Would you please reproduce all the entries exactly, leaving the pictures out?

Segment Open

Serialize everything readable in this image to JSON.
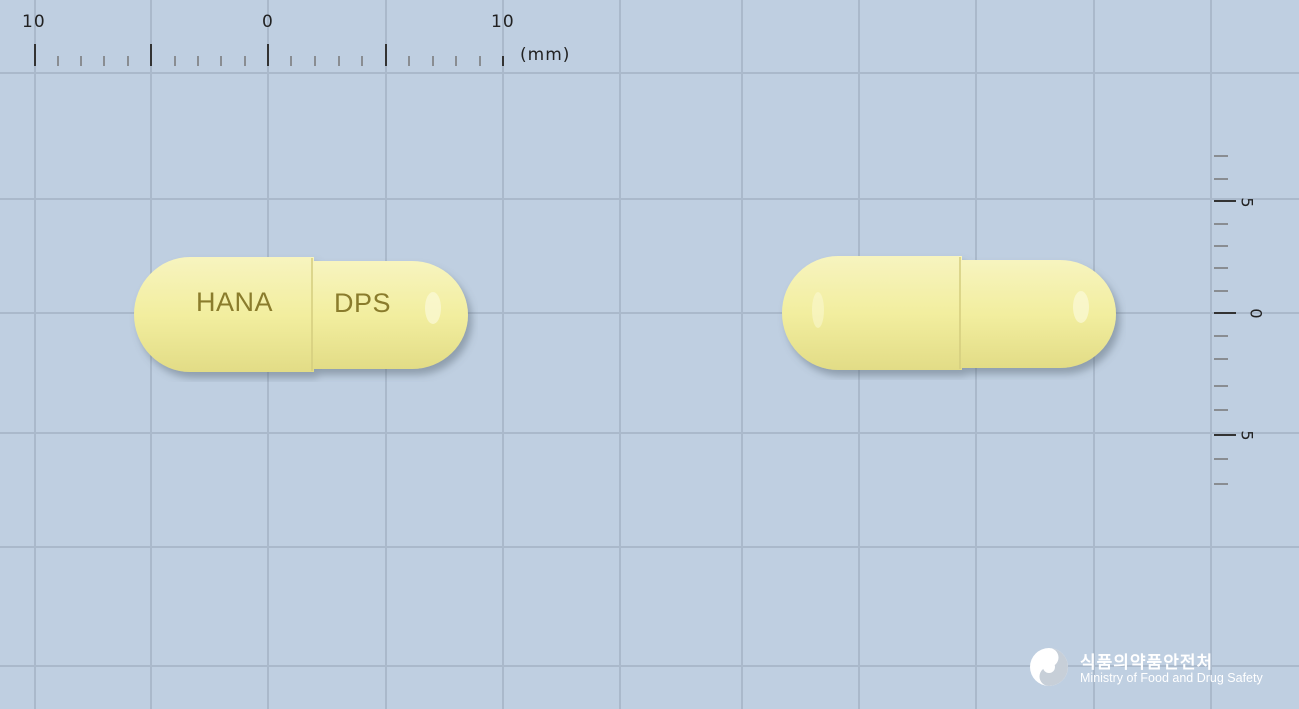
{
  "ruler_top": {
    "labels": [
      "10",
      "0",
      "10"
    ],
    "unit": "(mm)"
  },
  "ruler_right": {
    "labels": [
      "5",
      "0",
      "5"
    ]
  },
  "capsule_front": {
    "imprint_left": "HANA",
    "imprint_right": "DPS",
    "color": "#f3f0a8"
  },
  "capsule_back": {
    "color": "#f3f0a8"
  },
  "logo": {
    "name_ko": "식품의약품안전처",
    "name_en": "Ministry of Food and Drug Safety"
  },
  "colors": {
    "background": "#bfcfe1",
    "grid": "#a9b9cc"
  }
}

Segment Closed

**Solution for this problem:**
Serialize everything readable in this image to JSON.
{
  "ruler_top": {
    "labels": [
      "10",
      "0",
      "10"
    ],
    "unit": "(mm)"
  },
  "ruler_right": {
    "labels": [
      "5",
      "0",
      "5"
    ]
  },
  "capsule_front": {
    "imprint_left": "HANA",
    "imprint_right": "DPS",
    "color": "#f3f0a8"
  },
  "capsule_back": {
    "color": "#f3f0a8"
  },
  "logo": {
    "name_ko": "식품의약품안전처",
    "name_en": "Ministry of Food and Drug Safety"
  },
  "colors": {
    "background": "#bfcfe1",
    "grid": "#a9b9cc"
  }
}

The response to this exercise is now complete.